A Maori trust claims the Reserve Bank has used one of its cultural patterns on the new $10 bank note without seeking advice or permission.
The tukutuku panel design, visible on the redesigned note, was taken from the Te Hau ki Turanga wharenui at Te Papa Museum in Wellington.
The Te Hau ki Turanga Trust, custodian of the meeting house, has now sought legal advice over the issue. The bank, however, says it has used the pattern for more than 20 years without any dispute.
The trust's project manager Robyn Rauna told the Herald last night she was first alerted to the use of the panels by a weaver used by the bank for the note design.
"Reserve Bank asked some weavers in Wellington to go into the house and copy the panels ... and that was what was used."
The wharenui is owned by the Rongowhakaata Settlement Trust, which was confirmed in the Rongowhakaata Claims Settlement Act 2012.
"But our trust - Te Hau ki Turanga Trust - has the custodial role for what happens with the house," Ms Rauna said.
She said it had recently attended a tribal hui where it was said that people were selling miniature replicas of the wharenui on Trade Me.
"The use of our cultural property is what is concerning everybody ... our people's expectation is that we are doing what we can to protect and safeguard our taonga [treasure], for our people.
"That's what we have an issue with - that they have attributed the panels to Te Hau ki Turanga and never sought our tribal consent."
According to Te Ara Encyclopedia of New Zealand, Te Hau ki Turanga wharenui was built in 1842 on the East Coast - making it one of the oldest surviving such buildings in the world.
"The thing with Te Hau ki Turanga is that in its current form, it's not all totally original and the tukutuku panels were not done by our weavers - it's gone through a number of different changes over the 100 years it's been with the Dominion Museum and now Te Papa," Ms Rauna said.
The trust had now engaged a lawyer to contact the RBNZ on its behalf and make inquiries.

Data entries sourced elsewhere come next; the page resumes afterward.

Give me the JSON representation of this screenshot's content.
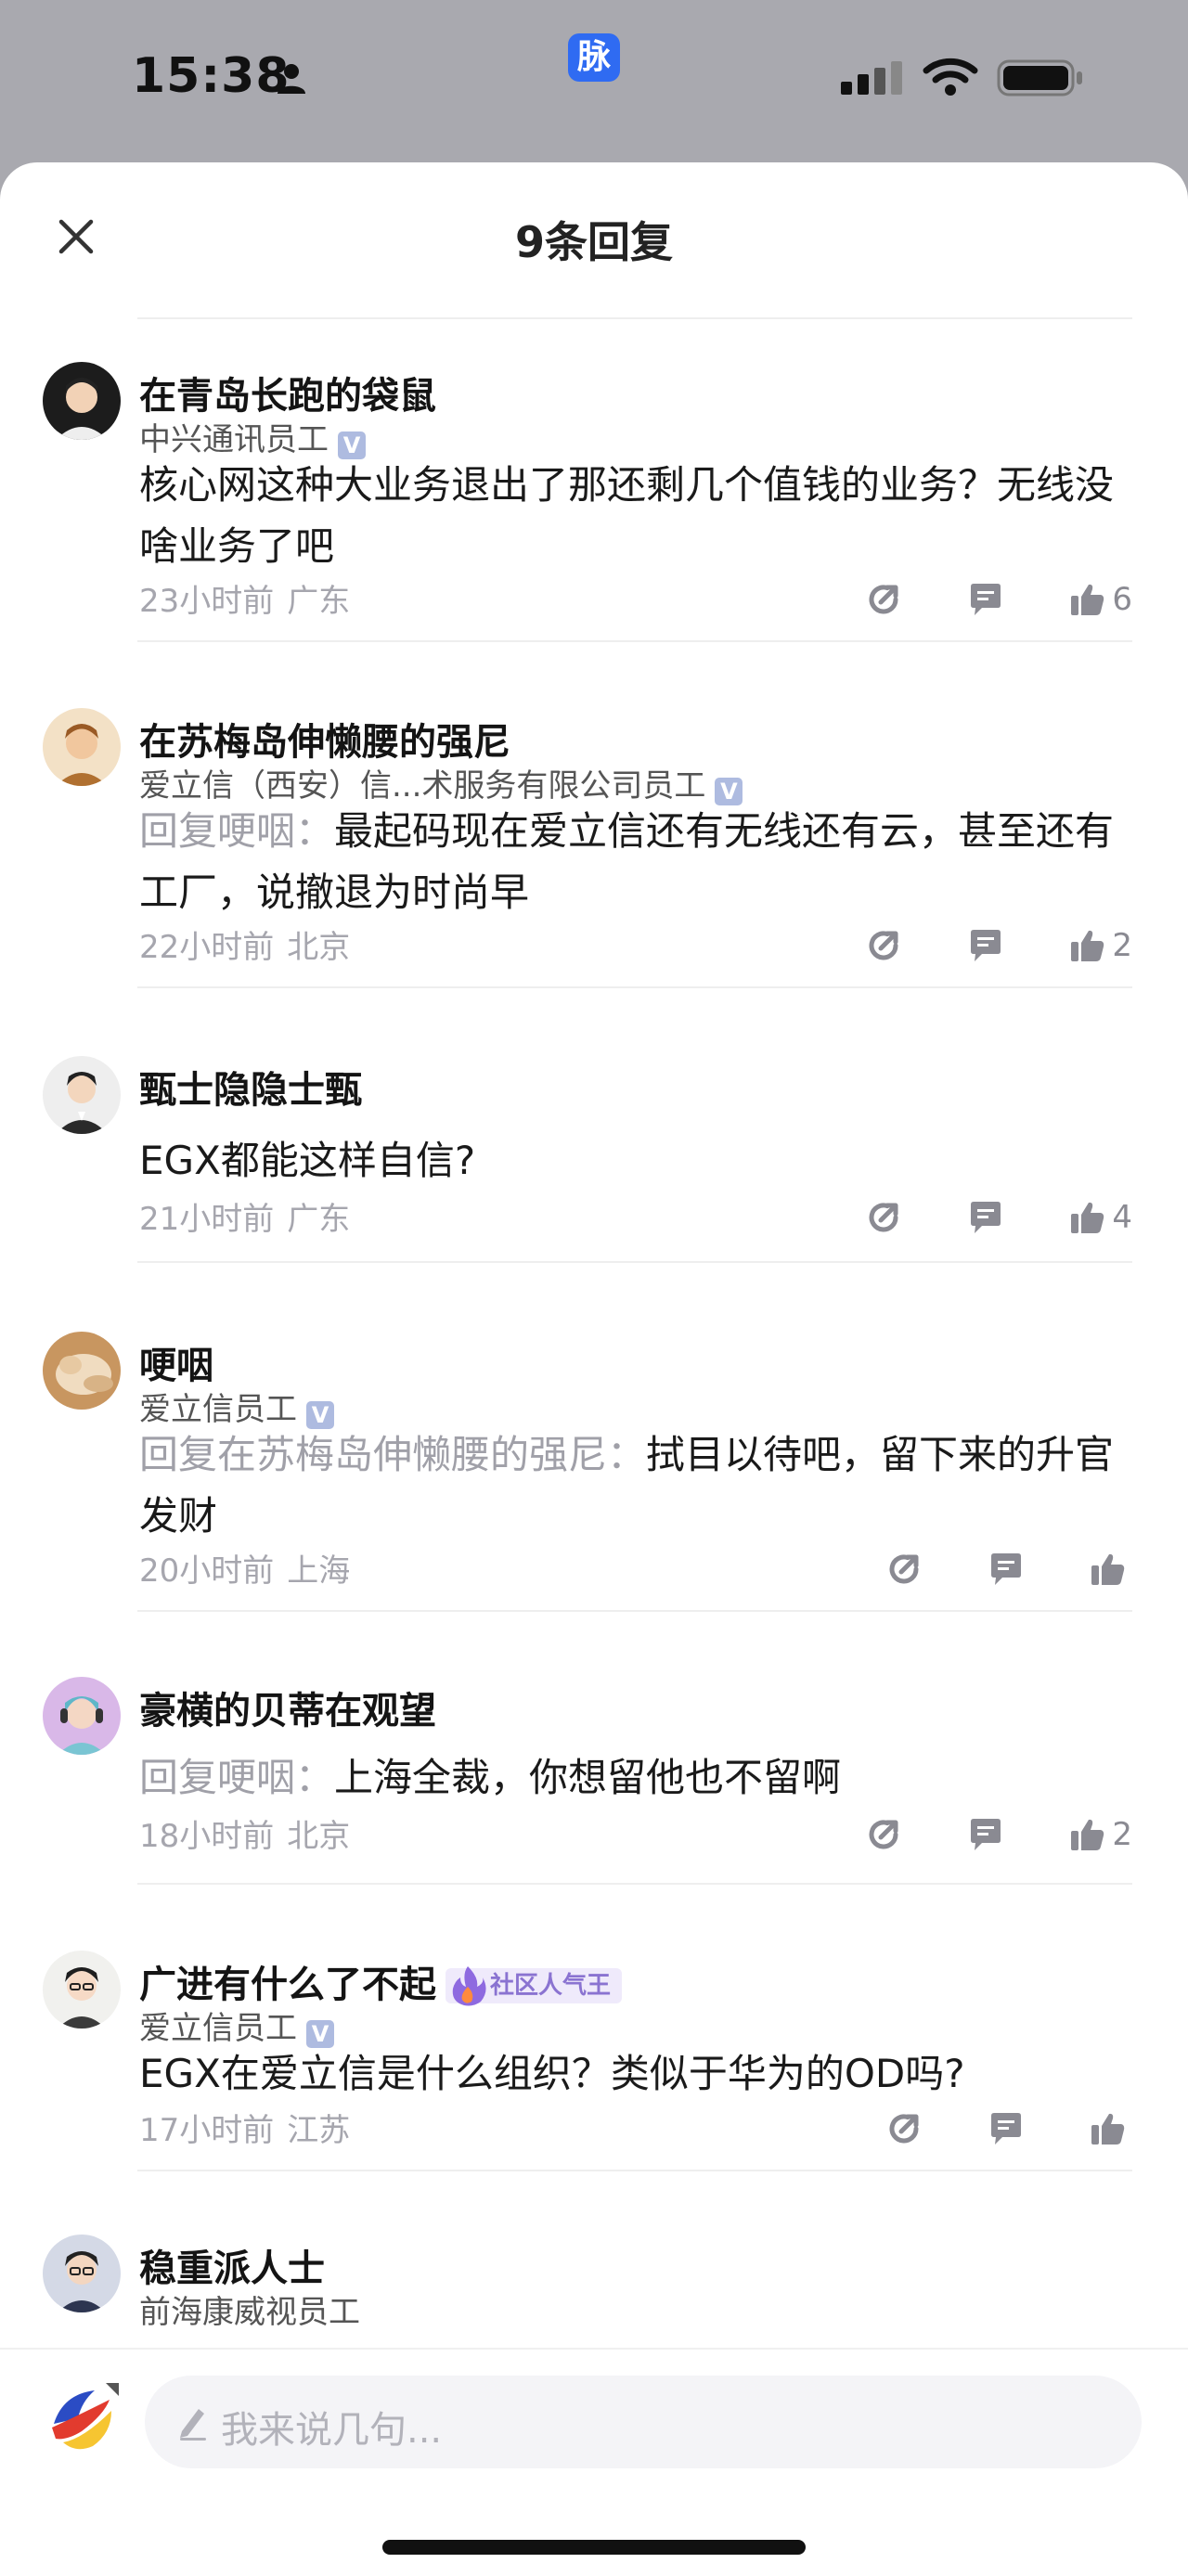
{
  "status_bar": {
    "time": "15:38",
    "app_badge": "脉"
  },
  "sheet": {
    "title": "9条回复"
  },
  "replies": [
    {
      "name": "在青岛长跑的袋鼠",
      "company": "中兴通讯员工",
      "verified": true,
      "reply_to": "",
      "text": "核心网这种大业务退出了那还剩几个值钱的业务？无线没啥业务了吧",
      "time": "23小时前",
      "location": "广东",
      "likes": "6"
    },
    {
      "name": "在苏梅岛伸懒腰的强尼",
      "company": "爱立信（西安）信...术服务有限公司员工",
      "verified": true,
      "reply_to": "回复哽咽：",
      "text": "最起码现在爱立信还有无线还有云，甚至还有工厂，说撤退为时尚早",
      "time": "22小时前",
      "location": "北京",
      "likes": "2"
    },
    {
      "name": "甄士隐隐士甄",
      "company": "",
      "verified": false,
      "reply_to": "",
      "text": "EGX都能这样自信?",
      "time": "21小时前",
      "location": "广东",
      "likes": "4"
    },
    {
      "name": "哽咽",
      "company": "爱立信员工",
      "verified": true,
      "reply_to": "回复在苏梅岛伸懒腰的强尼：",
      "text": "拭目以待吧，留下来的升官发财",
      "time": "20小时前",
      "location": "上海",
      "likes": ""
    },
    {
      "name": "豪横的贝蒂在观望",
      "company": "",
      "verified": false,
      "reply_to": "回复哽咽：",
      "text": "上海全裁，你想留他也不留啊",
      "time": "18小时前",
      "location": "北京",
      "likes": "2"
    },
    {
      "name": "广进有什么了不起",
      "company": "爱立信员工",
      "verified": true,
      "badge": "社区人气王",
      "reply_to": "",
      "text": "EGX在爱立信是什么组织？类似于华为的OD吗?",
      "time": "17小时前",
      "location": "江苏",
      "likes": ""
    },
    {
      "name": "稳重派人士",
      "company": "前海康威视员工",
      "verified": false,
      "reply_to": "",
      "text": "",
      "time": "",
      "location": "",
      "likes": ""
    }
  ],
  "input": {
    "placeholder": "我来说几句..."
  },
  "colors": {
    "accent": "#2f6bf2",
    "muted": "#a6a6ae",
    "icon": "#8a8a92",
    "verified": "#aebbe0"
  }
}
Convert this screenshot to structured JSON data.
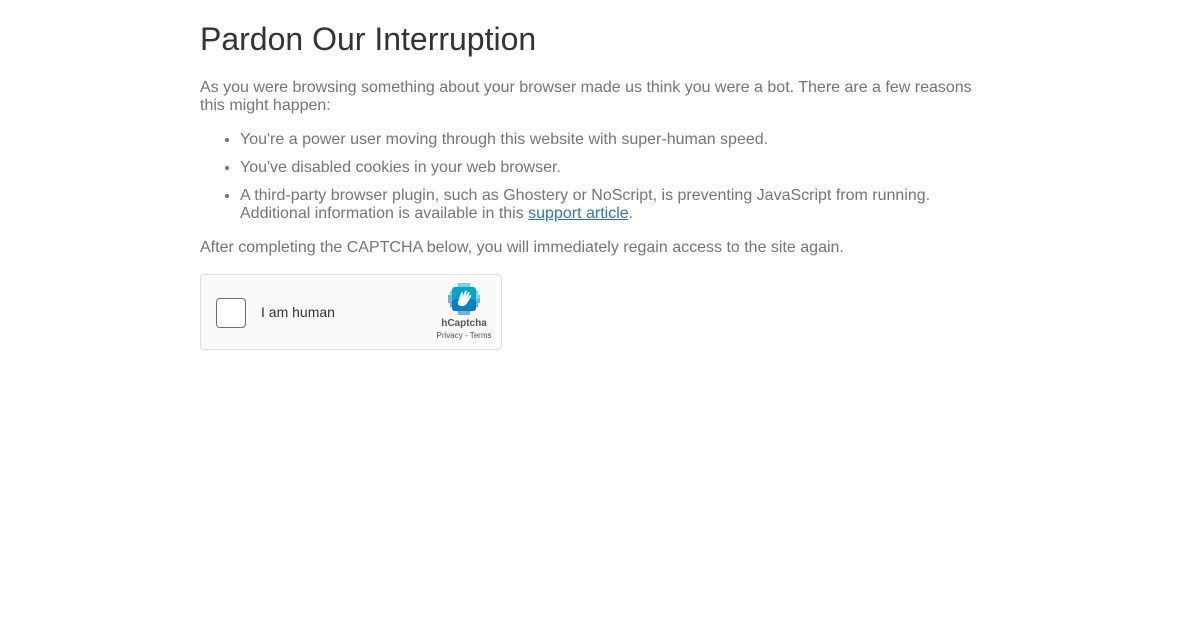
{
  "page": {
    "title": "Pardon Our Interruption",
    "intro": "As you were browsing something about your browser made us think you were a bot. There are a few reasons this might happen:",
    "reasons": [
      "You're a power user moving through this website with super-human speed.",
      "You've disabled cookies in your web browser.",
      "A third-party browser plugin, such as Ghostery or NoScript, is preventing JavaScript from running. Additional information is available in this "
    ],
    "support_link_text": "support article",
    "support_link_suffix": ".",
    "outro": "After completing the CAPTCHA below, you will immediately regain access to the site again."
  },
  "captcha": {
    "checkbox_label": "I am human",
    "brand": "hCaptcha",
    "privacy_link": "Privacy",
    "separator": " - ",
    "terms_link": "Terms",
    "checked": false
  },
  "colors": {
    "link": "#2a7ab0",
    "heading": "#333333",
    "body_text": "#757575",
    "logo_teal": "#00b9c4",
    "logo_blue": "#0074bf"
  },
  "icons": {
    "captcha_logo": "hcaptcha-hand-logo"
  }
}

Ms Rauna said as far as she understands, the RBNZ had not yet been in contact with the trust to discuss the issue.
When contacted by the Herald yesterday afternoon, the RBNZ said the Rongowhakaata Trust had not queried its right to use the pattern, or lodged any complaint or objection of the image being used.
"During the preparation of the note designs, the bank conducted extensive research into the designs proposed for each note, and we are satisfied as to our right to reproduce the image."
The RBNZ told 3 News that the $10 banknote had used the pattern since Series 6 was introduced in 1993.
"This particular image was supplied to us by an appropriate representative of Te Hau ki Turanga wharenui. The bank had no reason to consult with any other party."
The $5 and $10 notes will be released from mid-October.